Superstore: Labor (S 1 E 11)

Great Episodes is a series of blogs on my all-time favorite episodes of, well, everything.

There’s a lot to love about Superstore, from its hauntingly familiar set that you swore you just visited a few hours ago, to its sharp dialogue and insightful storylines. None of that was more true than in Season 1, when the show shone a long-overdue light on the everyday world of working retail.

The pay is low, the benefits non-existent, and there is no typical employee. The workforce is diverse, not just in terms of identity but also class and life experience. Superstore makes the point that everyone can work customer service, and everyone does; since everyone is in the same boat, there’s a common acceptance of your fellow employee. (Later feuds between Sandra and Carol over an unconscious boyfriend notwithstanding).

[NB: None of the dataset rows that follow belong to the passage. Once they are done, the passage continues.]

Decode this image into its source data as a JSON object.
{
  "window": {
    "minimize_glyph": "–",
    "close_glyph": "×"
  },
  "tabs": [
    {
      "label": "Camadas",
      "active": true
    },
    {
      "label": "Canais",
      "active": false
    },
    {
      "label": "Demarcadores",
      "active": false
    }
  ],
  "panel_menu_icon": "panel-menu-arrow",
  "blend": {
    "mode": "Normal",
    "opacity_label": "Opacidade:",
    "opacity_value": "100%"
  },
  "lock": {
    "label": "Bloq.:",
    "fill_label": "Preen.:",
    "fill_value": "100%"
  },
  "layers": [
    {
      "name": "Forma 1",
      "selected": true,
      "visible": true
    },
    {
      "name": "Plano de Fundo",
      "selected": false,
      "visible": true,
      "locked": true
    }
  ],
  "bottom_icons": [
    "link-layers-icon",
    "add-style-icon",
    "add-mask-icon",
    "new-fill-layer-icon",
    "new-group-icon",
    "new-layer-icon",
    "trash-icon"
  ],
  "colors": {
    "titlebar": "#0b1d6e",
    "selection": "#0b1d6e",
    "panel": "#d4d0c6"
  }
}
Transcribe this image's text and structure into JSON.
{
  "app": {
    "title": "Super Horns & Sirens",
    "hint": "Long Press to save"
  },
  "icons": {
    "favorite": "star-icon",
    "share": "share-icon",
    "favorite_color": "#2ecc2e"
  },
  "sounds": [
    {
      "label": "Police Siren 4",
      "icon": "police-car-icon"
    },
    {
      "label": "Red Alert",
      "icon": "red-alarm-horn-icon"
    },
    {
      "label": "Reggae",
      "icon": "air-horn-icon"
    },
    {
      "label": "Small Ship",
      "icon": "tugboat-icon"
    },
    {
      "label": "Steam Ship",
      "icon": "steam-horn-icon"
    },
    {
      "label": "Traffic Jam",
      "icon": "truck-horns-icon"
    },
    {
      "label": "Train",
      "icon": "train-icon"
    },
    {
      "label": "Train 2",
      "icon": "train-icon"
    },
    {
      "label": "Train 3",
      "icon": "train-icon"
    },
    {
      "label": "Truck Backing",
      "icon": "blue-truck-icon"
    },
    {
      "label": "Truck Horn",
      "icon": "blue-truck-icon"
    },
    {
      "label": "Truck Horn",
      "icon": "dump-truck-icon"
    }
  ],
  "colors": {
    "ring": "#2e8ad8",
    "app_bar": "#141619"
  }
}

I got hooked on Superstore during that scene in the pilot when Amy (America Ferrera) tells Jonah (Ben Feldman) she wears a different nametag every day because she doesn’t like random strangers coming up to her and chatting like they’re buddies. Superstore is consistently clever and funny that way, its characters well-developed and interesting.

Unlike some other shows I could name (**cough** Westworld) you’re invested in these people, even if by the end of Season 3 you’re kind of wondering why Jonah is still sticking around when you know, if this were reality, he would have started a booth at the farmers’ market, gone to work for a political party or returned to business school by now. Amy would have found a way to finance her education or started a more lucrative job once her daughter was older and able to take care of herself. But this isn’t reality, after all, it’s a television show, that, particularly in Season 1, has something to say about the working class.

In the first scene of the finale of the truncated 11-episode first season, Cheyenne, a heavily pregnant teen whose boyfriend had set up a flash mob in the premiere to propose marriage, almost gives birth in the store. Later, when she interrupts a staff meeting with her labored breathing — although she’s not in labor — Jonah comes up with a brilliant idea. He talks Amy into calling Cloud 9 management to ask for maternity leave. She’s reluctant, but he figures they have nothing to lose. On the phone with head office, they make the mistake of offhandedly saying the word “union,” which gets them a visit from management and a half-day seminar about how great it is to work at Cloud 9.

When “Steve,” the “Labor Relations Consultant,” asks the assembled employees who they think he is, Mateo, in his Season 1 eager-to-please phase, enthusiastically offers, “a union buster!” That he is, but in this episode Superstore smartly shows the unique predicament of this group of workers. Cheyenne gets maternity leave, of sorts, when the store’s affable boss Glenn gives her paid suspension as punishment for eventually giving birth in the store’s aisle. After Glenn is immediately fired, the episode ends with a satisfying conclusion that’s picked up with the first episode of Season 2.

There are no bad episodes of Superstore, so it’s tough to pick just one as my favorite. But it’s hard to beat the pharmacist-with-a-god-complex, Tate, asking Cheyenne, in the midst of Braxton-Hicks contractions, about any medications she’s taken. Satisfied Tums won’t harm the baby, Tate walks away, leaving Cheyenne and the rest of the employees and onlookers to fend for themselves.

“That’s it?”

“I’m a pharmacist.

 

Advertisements

Categories: Great Episodes

Tagged as:

Leave a Reply

Fill in your details below or click an icon to log in:

WordPress.com Logo

You are commenting using your WordPress.com account. Log Out /  Change )

Google+ photo

You are commenting using your Google+ account. Log Out /  Change )

Twitter picture

You are commenting using your Twitter account. Log Out /  Change )

Facebook photo

You are commenting using your Facebook account. Log Out /  Change )

Connecting to %s

This site uses Akismet to reduce spam. Learn how your comment data is processed.

%d bloggers like this: